Before Fatih Ozcan, the Mississippi representative for the Dialogue Institute of the Southwest, moved to the United States in 2002, he didn't fully recognize the importance of communication between different cultures. The nonprofit organization, which follows Islamic scholar and social advocate Fethullah Gulen's teachings of tolerance and mutual understanding, was in development in Houston when Ozcan first became involved. When he visited a Christian church one Sunday, the pieces connected.
"I realized that people are believing differently, but they're still believing," he says. "They're worshipping, to me, the same god. That was the moment that I realized the message of Gulen is timely and powerful. Since then, I tried to be involved in as many opportunities as possible with this organization."

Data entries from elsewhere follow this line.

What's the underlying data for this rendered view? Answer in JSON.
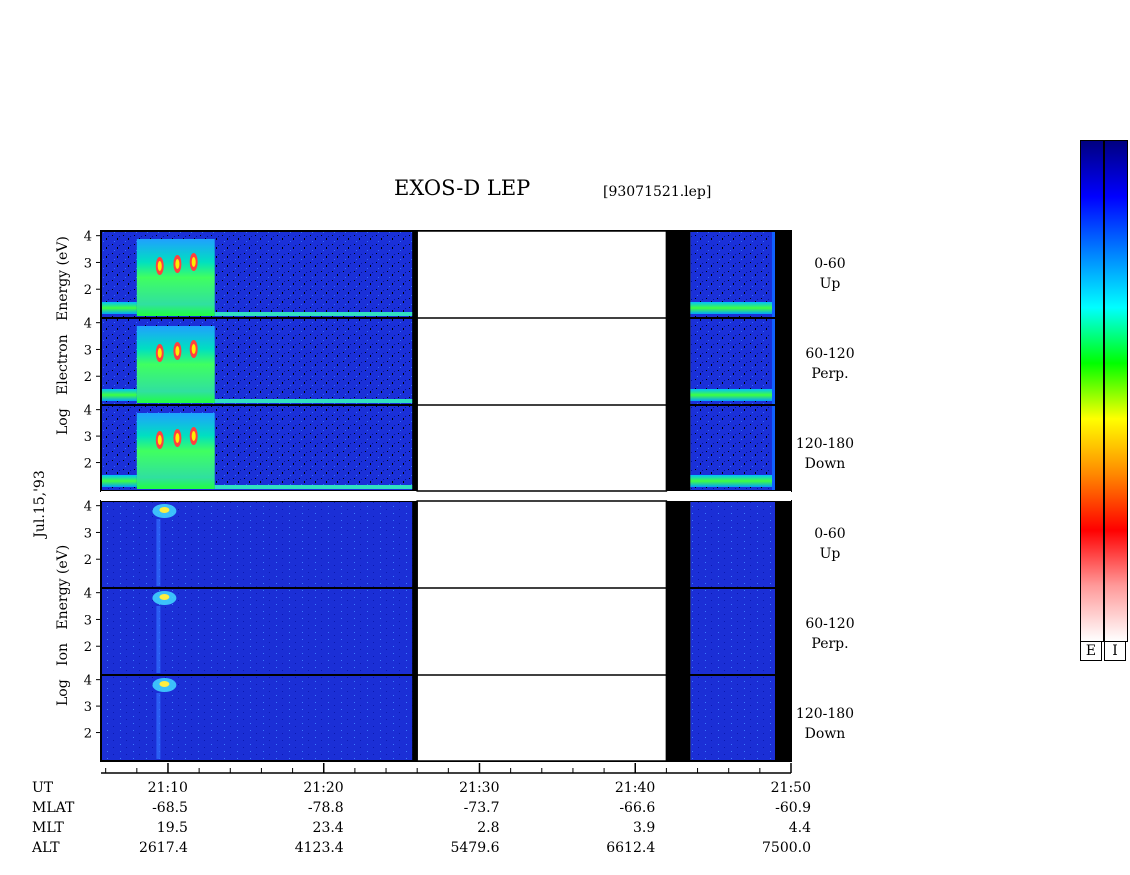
{
  "header": {
    "title": "EXOS-D LEP",
    "file": "[93071521.lep]",
    "date": "Jul.15,'93"
  },
  "y_labels": {
    "electron": [
      "Log",
      "Electron",
      "Energy",
      "(eV)"
    ],
    "ion": [
      "Log",
      "Ion",
      "Energy",
      "(eV)"
    ]
  },
  "panel_labels": {
    "electron": [
      {
        "range": "0-60",
        "dir": "Up"
      },
      {
        "range": "60-120",
        "dir": "Perp."
      },
      {
        "range": "120-180",
        "dir": "Down"
      }
    ],
    "ion": [
      {
        "range": "0-60",
        "dir": "Up"
      },
      {
        "range": "60-120",
        "dir": "Perp."
      },
      {
        "range": "120-180",
        "dir": "Down"
      }
    ]
  },
  "colorbar": {
    "labels": [
      "E",
      "I"
    ],
    "colors": [
      "#ffffff",
      "#ff9999",
      "#ff0000",
      "#ff8800",
      "#ffff00",
      "#00ff00",
      "#00ffff",
      "#0080ff",
      "#0000ff",
      "#000080"
    ]
  },
  "footer": {
    "rows": [
      {
        "name": "UT",
        "values": [
          "21:10",
          "21:20",
          "21:30",
          "21:40",
          "21:50"
        ]
      },
      {
        "name": "MLAT",
        "values": [
          "-68.5",
          "-78.8",
          "-73.7",
          "-66.6",
          "-60.9"
        ]
      },
      {
        "name": "MLT",
        "values": [
          "19.5",
          "23.4",
          "2.8",
          "3.9",
          "4.4"
        ]
      },
      {
        "name": "ALT",
        "values": [
          "2617.4",
          "4123.4",
          "5479.6",
          "6612.4",
          "7500.0"
        ]
      }
    ]
  },
  "chart_data": {
    "type": "heatmap",
    "title": "EXOS-D LEP",
    "x_axis": {
      "label": "UT",
      "ticks": [
        "21:10",
        "21:20",
        "21:30",
        "21:40",
        "21:50"
      ]
    },
    "y_axis": {
      "label": "Log Energy (eV)",
      "ticks": [
        2,
        3,
        4
      ]
    },
    "panels": [
      {
        "species": "Electron",
        "pitch_angle": "0-60",
        "dir": "Up"
      },
      {
        "species": "Electron",
        "pitch_angle": "60-120",
        "dir": "Perp."
      },
      {
        "species": "Electron",
        "pitch_angle": "120-180",
        "dir": "Down"
      },
      {
        "species": "Ion",
        "pitch_angle": "0-60",
        "dir": "Up"
      },
      {
        "species": "Ion",
        "pitch_angle": "60-120",
        "dir": "Perp."
      },
      {
        "species": "Ion",
        "pitch_angle": "120-180",
        "dir": "Down"
      }
    ],
    "data_gap_ut": [
      "21:26",
      "21:42"
    ],
    "electron_burst_ut": [
      "21:08",
      "21:13"
    ],
    "ion_burst_ut": [
      "21:09",
      "21:11"
    ],
    "colorbar_labels": [
      "E",
      "I"
    ]
  }
}
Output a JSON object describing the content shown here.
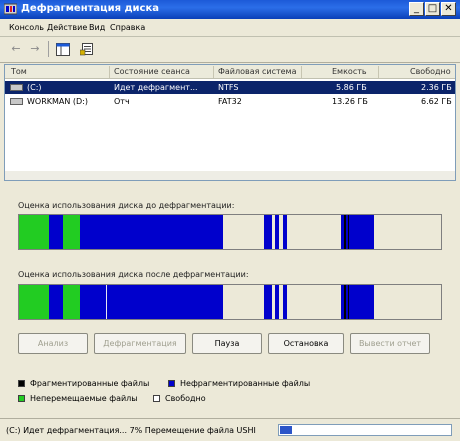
{
  "window": {
    "title": "Дефрагментация диска",
    "min_label": "_",
    "max_label": "□",
    "close_label": "✕"
  },
  "menu": [
    "Консоль",
    "Действие",
    "Вид",
    "Справка"
  ],
  "toolbar": {
    "back_icon": "←",
    "forward_icon": "→"
  },
  "list": {
    "columns": [
      "Том",
      "Состояние сеанса",
      "Файловая система",
      "Емкость",
      "Свободно"
    ],
    "rows": [
      {
        "volume": "(C:)",
        "status": "Идет дефрагмент...",
        "fs": "NTFS",
        "capacity": "5.86 ГБ",
        "free": "2.36 ГБ"
      },
      {
        "volume": "WORKMAN (D:)",
        "status": "Отч",
        "fs": "FAT32",
        "capacity": "13.26 ГБ",
        "free": "6.62 ГБ"
      }
    ]
  },
  "analysis": {
    "before_label": "Оценка использования диска до дефрагментации:",
    "after_label": "Оценка использования диска после дефрагментации:"
  },
  "buttons": {
    "analyze": "Анализ",
    "defrag": "Дефрагментация",
    "pause": "Пауза",
    "stop": "Остановка",
    "report": "Вывести отчет"
  },
  "legend": {
    "fragmented": "Фрагментированные файлы",
    "contiguous": "Нефрагментированные файлы",
    "unmovable": "Неперемещаемые файлы",
    "free": "Свободно"
  },
  "colors": {
    "fragmented": "#000000",
    "contiguous": "#0000cc",
    "unmovable": "#22cc22",
    "free": "#ffffff"
  },
  "status": {
    "text": "(C:) Идет дефрагментация... 7% Перемещение файла USHI",
    "progress_percent": 7
  }
}
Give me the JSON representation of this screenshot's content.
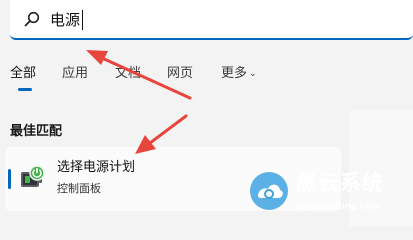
{
  "search": {
    "value": "电源"
  },
  "filters": {
    "tabs": [
      {
        "label": "全部",
        "active": true
      },
      {
        "label": "应用",
        "active": false
      },
      {
        "label": "文档",
        "active": false
      },
      {
        "label": "网页",
        "active": false
      },
      {
        "label": "更多",
        "active": false,
        "dropdown": true
      }
    ]
  },
  "best_match": {
    "heading": "最佳匹配",
    "result": {
      "title": "选择电源计划",
      "subtitle": "控制面板",
      "icon": "power-options-icon"
    }
  },
  "watermark": {
    "title": "黑云系统",
    "url": "heiyunxitong.com"
  },
  "colors": {
    "accent": "#0067c0",
    "annotation_arrow": "#e8453c",
    "watermark_logo": "#3ea3e0"
  }
}
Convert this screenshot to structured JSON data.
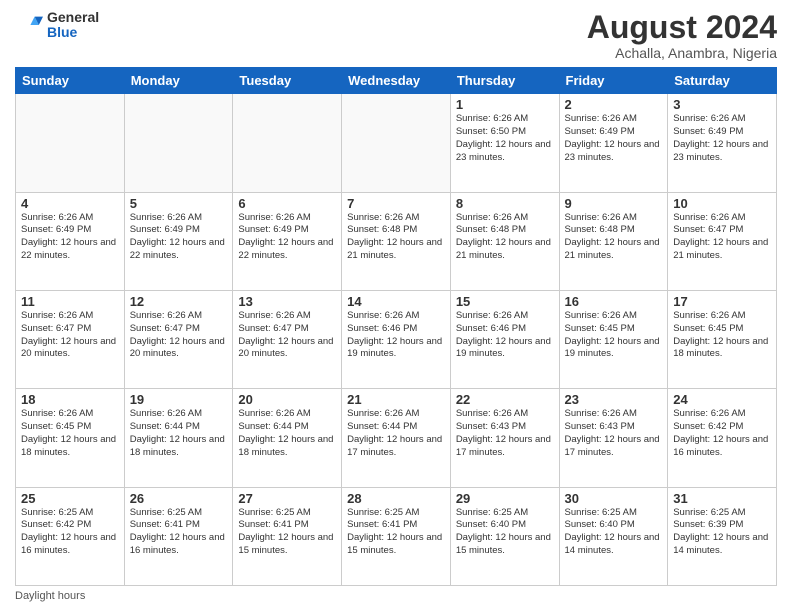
{
  "logo": {
    "general": "General",
    "blue": "Blue"
  },
  "title": "August 2024",
  "subtitle": "Achalla, Anambra, Nigeria",
  "days_of_week": [
    "Sunday",
    "Monday",
    "Tuesday",
    "Wednesday",
    "Thursday",
    "Friday",
    "Saturday"
  ],
  "footer": "Daylight hours",
  "weeks": [
    [
      {
        "day": "",
        "info": ""
      },
      {
        "day": "",
        "info": ""
      },
      {
        "day": "",
        "info": ""
      },
      {
        "day": "",
        "info": ""
      },
      {
        "day": "1",
        "info": "Sunrise: 6:26 AM\nSunset: 6:50 PM\nDaylight: 12 hours and 23 minutes."
      },
      {
        "day": "2",
        "info": "Sunrise: 6:26 AM\nSunset: 6:49 PM\nDaylight: 12 hours and 23 minutes."
      },
      {
        "day": "3",
        "info": "Sunrise: 6:26 AM\nSunset: 6:49 PM\nDaylight: 12 hours and 23 minutes."
      }
    ],
    [
      {
        "day": "4",
        "info": "Sunrise: 6:26 AM\nSunset: 6:49 PM\nDaylight: 12 hours and 22 minutes."
      },
      {
        "day": "5",
        "info": "Sunrise: 6:26 AM\nSunset: 6:49 PM\nDaylight: 12 hours and 22 minutes."
      },
      {
        "day": "6",
        "info": "Sunrise: 6:26 AM\nSunset: 6:49 PM\nDaylight: 12 hours and 22 minutes."
      },
      {
        "day": "7",
        "info": "Sunrise: 6:26 AM\nSunset: 6:48 PM\nDaylight: 12 hours and 21 minutes."
      },
      {
        "day": "8",
        "info": "Sunrise: 6:26 AM\nSunset: 6:48 PM\nDaylight: 12 hours and 21 minutes."
      },
      {
        "day": "9",
        "info": "Sunrise: 6:26 AM\nSunset: 6:48 PM\nDaylight: 12 hours and 21 minutes."
      },
      {
        "day": "10",
        "info": "Sunrise: 6:26 AM\nSunset: 6:47 PM\nDaylight: 12 hours and 21 minutes."
      }
    ],
    [
      {
        "day": "11",
        "info": "Sunrise: 6:26 AM\nSunset: 6:47 PM\nDaylight: 12 hours and 20 minutes."
      },
      {
        "day": "12",
        "info": "Sunrise: 6:26 AM\nSunset: 6:47 PM\nDaylight: 12 hours and 20 minutes."
      },
      {
        "day": "13",
        "info": "Sunrise: 6:26 AM\nSunset: 6:47 PM\nDaylight: 12 hours and 20 minutes."
      },
      {
        "day": "14",
        "info": "Sunrise: 6:26 AM\nSunset: 6:46 PM\nDaylight: 12 hours and 19 minutes."
      },
      {
        "day": "15",
        "info": "Sunrise: 6:26 AM\nSunset: 6:46 PM\nDaylight: 12 hours and 19 minutes."
      },
      {
        "day": "16",
        "info": "Sunrise: 6:26 AM\nSunset: 6:45 PM\nDaylight: 12 hours and 19 minutes."
      },
      {
        "day": "17",
        "info": "Sunrise: 6:26 AM\nSunset: 6:45 PM\nDaylight: 12 hours and 18 minutes."
      }
    ],
    [
      {
        "day": "18",
        "info": "Sunrise: 6:26 AM\nSunset: 6:45 PM\nDaylight: 12 hours and 18 minutes."
      },
      {
        "day": "19",
        "info": "Sunrise: 6:26 AM\nSunset: 6:44 PM\nDaylight: 12 hours and 18 minutes."
      },
      {
        "day": "20",
        "info": "Sunrise: 6:26 AM\nSunset: 6:44 PM\nDaylight: 12 hours and 18 minutes."
      },
      {
        "day": "21",
        "info": "Sunrise: 6:26 AM\nSunset: 6:44 PM\nDaylight: 12 hours and 17 minutes."
      },
      {
        "day": "22",
        "info": "Sunrise: 6:26 AM\nSunset: 6:43 PM\nDaylight: 12 hours and 17 minutes."
      },
      {
        "day": "23",
        "info": "Sunrise: 6:26 AM\nSunset: 6:43 PM\nDaylight: 12 hours and 17 minutes."
      },
      {
        "day": "24",
        "info": "Sunrise: 6:26 AM\nSunset: 6:42 PM\nDaylight: 12 hours and 16 minutes."
      }
    ],
    [
      {
        "day": "25",
        "info": "Sunrise: 6:25 AM\nSunset: 6:42 PM\nDaylight: 12 hours and 16 minutes."
      },
      {
        "day": "26",
        "info": "Sunrise: 6:25 AM\nSunset: 6:41 PM\nDaylight: 12 hours and 16 minutes."
      },
      {
        "day": "27",
        "info": "Sunrise: 6:25 AM\nSunset: 6:41 PM\nDaylight: 12 hours and 15 minutes."
      },
      {
        "day": "28",
        "info": "Sunrise: 6:25 AM\nSunset: 6:41 PM\nDaylight: 12 hours and 15 minutes."
      },
      {
        "day": "29",
        "info": "Sunrise: 6:25 AM\nSunset: 6:40 PM\nDaylight: 12 hours and 15 minutes."
      },
      {
        "day": "30",
        "info": "Sunrise: 6:25 AM\nSunset: 6:40 PM\nDaylight: 12 hours and 14 minutes."
      },
      {
        "day": "31",
        "info": "Sunrise: 6:25 AM\nSunset: 6:39 PM\nDaylight: 12 hours and 14 minutes."
      }
    ]
  ]
}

That included moving to Jackson in 2009 to help launch the Mississippi branch of The Dialog Institute, which now has offices in New Mexico, Kansas, Arkansas and Oklahoma, in addition to its central office in Texas. One way that Ozcan is helping to bridge the gap between different faiths and cultures is through a program from the Whirling Dervishes of Rumi, which takes place Wednesday, Sept. 23, at Thalia Mara Hall.
"The Whirling Dervishes, what they represent is really close to our goals," Ozcan says. "At The Dialog Institute, we help promote mutual understanding, respect and cooperation among people of diverse faiths and cultures, and we try to create opportunities for communication and meaningful shared experiences to reach that. Through the Whirling Dervishes program, we hope to bring Mississippians a hint of all the remarkable ways of achieving these goals."
Like The Dialog Institute, 13th century Islamic mystic and poet Mevlana Jalaluddin Rumi grew up around clashing cultures. In the area of Turkey where he lived, Rumi regularly interacted with Muslims, Christians and Jews, and became known for his tolerance and understanding.
The story behind his now famous "whirling" is that Rumi heard a blessed rhythm in the hammering of goldsmiths while walking through a marketplace that spoke the words, "There is no god but the God." He was so filled with joy that he stretched out his arms and began to spin. His followers in the Mevlevi order, one of the Sufi orders of Islam, continue this practice as the Whirling Dervishes, and in 2008, the United Nations Educational, Scientific and Cultural Organization acknowledged the act as one of the Masterpieces of the Oral and Intangible Heritage of Humanity.
"Spirituality is a common factor for everyone, and when he felt the grace of God, Rumi realized that everything in the universe depends on turning," Ozcan says. "He considered turning as a divine worship of nature, and by turning, he basically wanted to join the prayer of nature."
At the same time, Ozcan says that you don't have to be a member of the Muslim faith to appreciate the program—far from it. Throughout the years, the Whirling Dervishes of Rumi have added other cultural elements to their joyous and love-centered ceremony, including music and art. The Dialog Institute even hosts a reception with a calligraphy show in the lobby immediately following the program to allow guests to interact with the Dervishes and discuss.
"Experiencing these cultural elements and exposing them to other cultures is very important to understanding that there are other ways of living and other deities in different parts of the world, but (we) are still human beings," Ozcan says. "... We have a very beautiful thing here in the United States, but they have a beautiful thing over there, too."
The Whirling Dervishes of Rumi perform at 7:30 p.m., Wednesday, Sept. 23, at Thalia Mara Hall (255 E. Pascagoula St.).
Published on Jackson Free Press, 16 September 2015, Wednesday